A Philadelphia city councilman’s widely criticized bill was recently withdrawn by none other than it’s creator. The move marks a decisive victory for the cities music scene–the bill’s targets. It would be wise, however, to not only learn from this experience, but remain prepared for its resurgence.
Philadelphia council member Mark Squilla shocked colleagues upon proposing what some viewed as an attack on musical freedom. Squilla’s bill, in addition to upping venue prices, would’ve forced owners to compile the names, addresses, and phone numbers of performers. From there, the bill mandates that venue’s transfer the information to police, who’d reshape it into an all access, personal database. Squilla used the inconveniences of loud concerts with trash and partiers as justification for his proposal. From band members, to DJs, to rappers, no one would be exempted from the mandated police
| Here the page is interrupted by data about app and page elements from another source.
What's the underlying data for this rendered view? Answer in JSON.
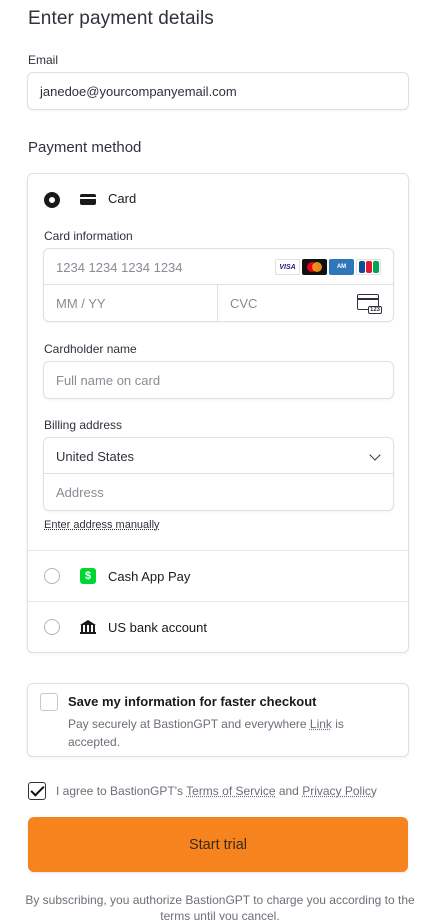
{
  "header": {
    "title": "Enter payment details"
  },
  "email": {
    "label": "Email",
    "value": "janedoe@yourcompanyemail.com"
  },
  "payment_method": {
    "heading": "Payment method",
    "card": {
      "label": "Card",
      "selected": true,
      "card_information_label": "Card information",
      "card_number_placeholder": "1234 1234 1234 1234",
      "brands": [
        "VISA",
        "Mastercard",
        "Amex",
        "JCB"
      ],
      "expiry_placeholder": "MM / YY",
      "cvc_placeholder": "CVC",
      "cvc_icon_text": "123",
      "cardholder_label": "Cardholder name",
      "cardholder_placeholder": "Full name on card",
      "billing_label": "Billing address",
      "country_value": "United States",
      "address_placeholder": "Address",
      "manual_link": "Enter address manually"
    },
    "cash_app": {
      "label": "Cash App Pay",
      "icon_text": "$",
      "selected": false
    },
    "bank": {
      "label": "US bank account",
      "selected": false
    }
  },
  "save_info": {
    "title": "Save my information for faster checkout",
    "desc_before": "Pay securely at BastionGPT and everywhere ",
    "desc_link": "Link",
    "desc_after": " is accepted.",
    "checked": false
  },
  "agree": {
    "checked": true,
    "text_before": "I agree to BastionGPT's ",
    "terms": "Terms of Service",
    "and": " and ",
    "privacy": "Privacy Policy"
  },
  "cta": {
    "label": "Start trial",
    "color": "#f6831d"
  },
  "footer": {
    "text": "By subscribing, you authorize BastionGPT to charge you according to the terms until you cancel."
  }
}
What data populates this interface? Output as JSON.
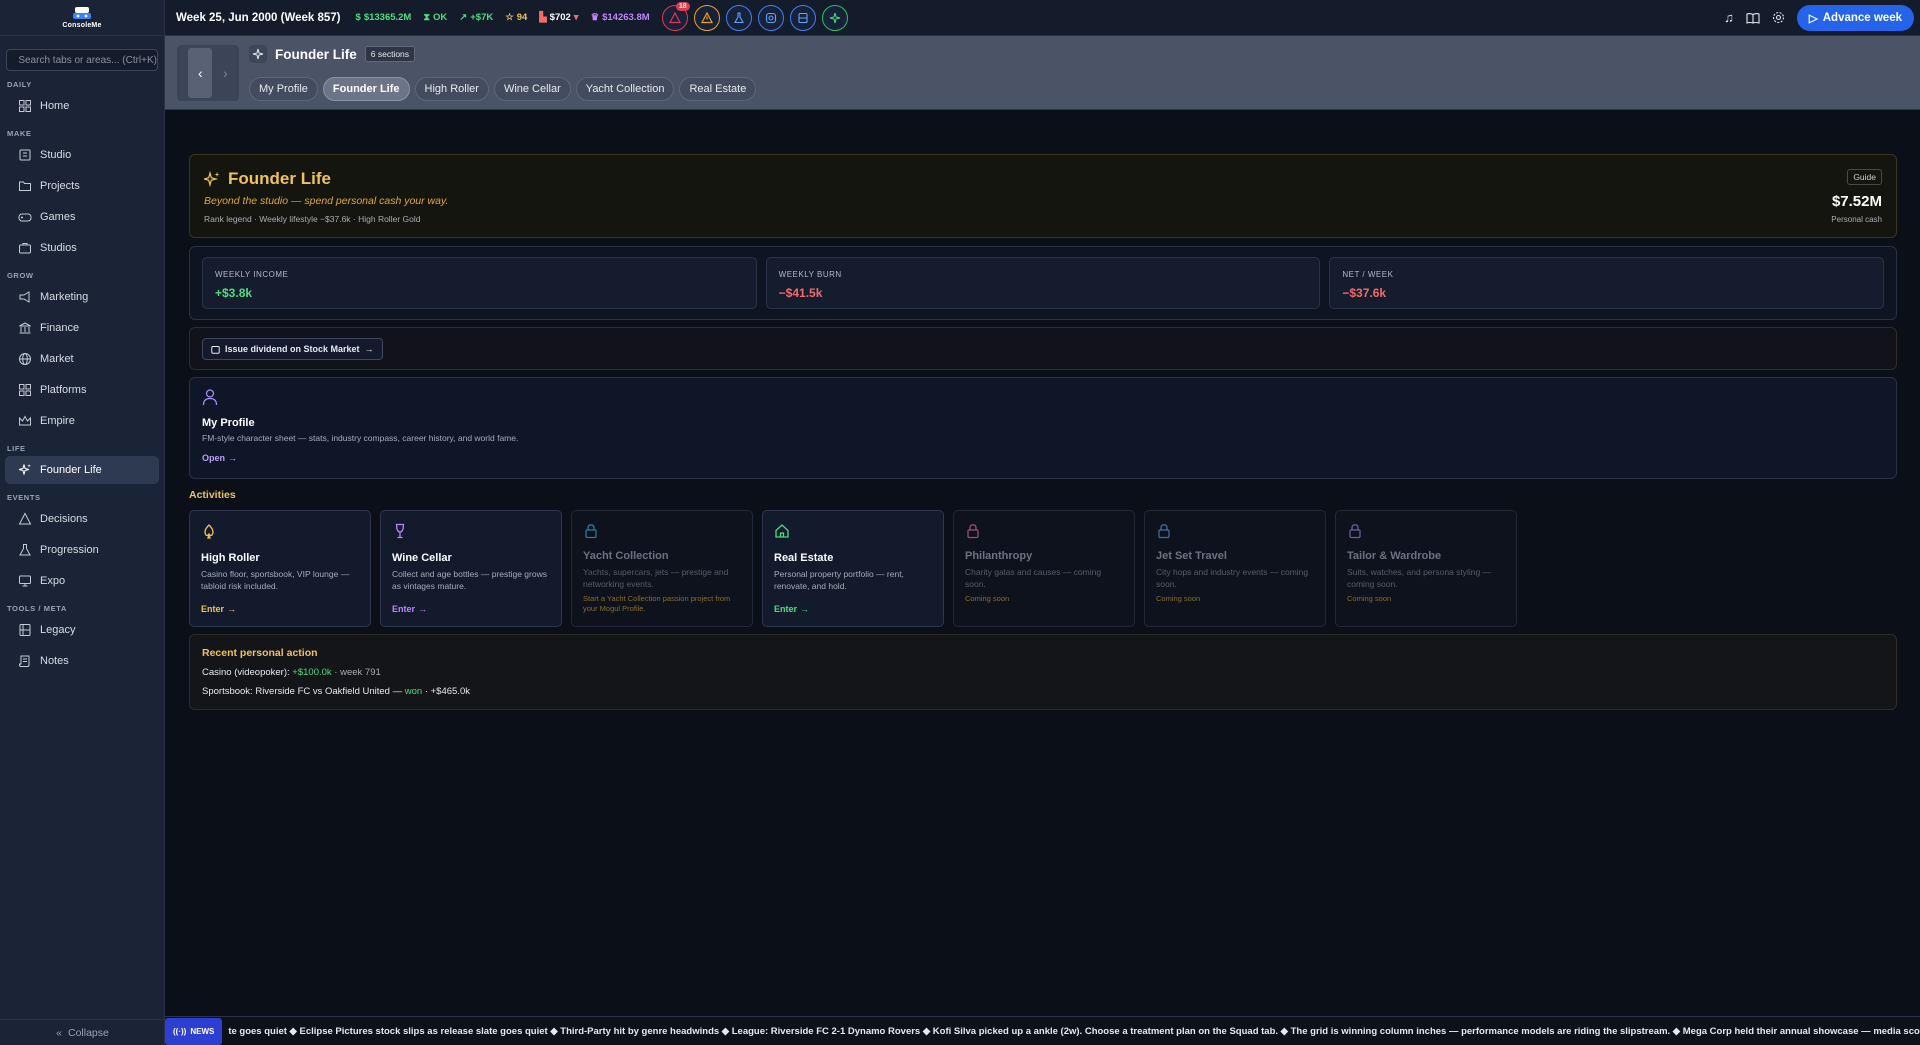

Problematic crowds, under Squilla’s proposal, could actually get artists placed on a ban list, barring them from the city. Festivals, concerts, and individual performers alike were fair game for Squilla’s musical blacklist. “Crime, traffic, litter, noise”, the criteria for exile read more like the complaints of a notoriously feisty old man than lawful mandates. “Giving performers’ information to police when requested”, Squilla argued, “enables them to review past performances to see if there were any public safety issues during their events.”
Public backlash was nearly instantaneous, the majority of such voices from the music scene. A crowd of them, mostly industry rep’s, The Key reports, confronted democrat Mark Squilla at an open meeting. “We don’t want to discourage artist expression”, Squilla plead, “that’s the last thing we want. By no means am I anti-artist or anti-venue.” After explaining his aim to close a loophole in venue licenses, Squilla claimed “there’s no way the city was going to create a registry.”
Isn’t this last comment, however, a tad disingenuous? There’s a difference between Squilla proposing it in a bill, and the rest of the city approving it. It’s similarly disingenuous to use the word “request” to describe officers pulling information from a database on their own, without warrants, without court approval. Additionally, what Mark is advocating for will most certainly “discourage artist expression.” By singling out artists for the conduct of the people who come to their shows, the bill punishes them for things they can’t control. People who don’t even listen to that particular artist, but just want to have a good time, may go to a music festival. Simply having that in the proposal shows a complete lack of understanding on Squilla’s part of the sub-culture he’s attempting to target. Squilla, after withdrawing his bill, will reexamine his proposal, specifically its language and semantics.
It’s a remarkable victory not only for Philadelphia’s music scene, but for music crowds nationwide. Numerous festivals more resemble pilgrimages for counter-culture than the predictable, mundane gatherings of music fans. They’re times of centralized catharsis, creation, and alternative interaction. Oftentimes particularly large festivals serve vital roles in local economies regardless of any unfamiliar, or undesired, cultural conduct they attract.
Even without a “ban list”, increasing police pressure, or even presence, may prove undesirable to audiences. Police already have roles in monitoring activity at concerts, these other measures are unnecessary. The bill violates several fundamental ideologies regarding freedom of expression, and only served to expand Philadelphia’s police state. It’s withdrawal is encouraging, but not finial, and a revised version may be on the horizon. Those who pushed back so valiantly against Squilla’s proposition would do well to heed this possibility, and not become complacent.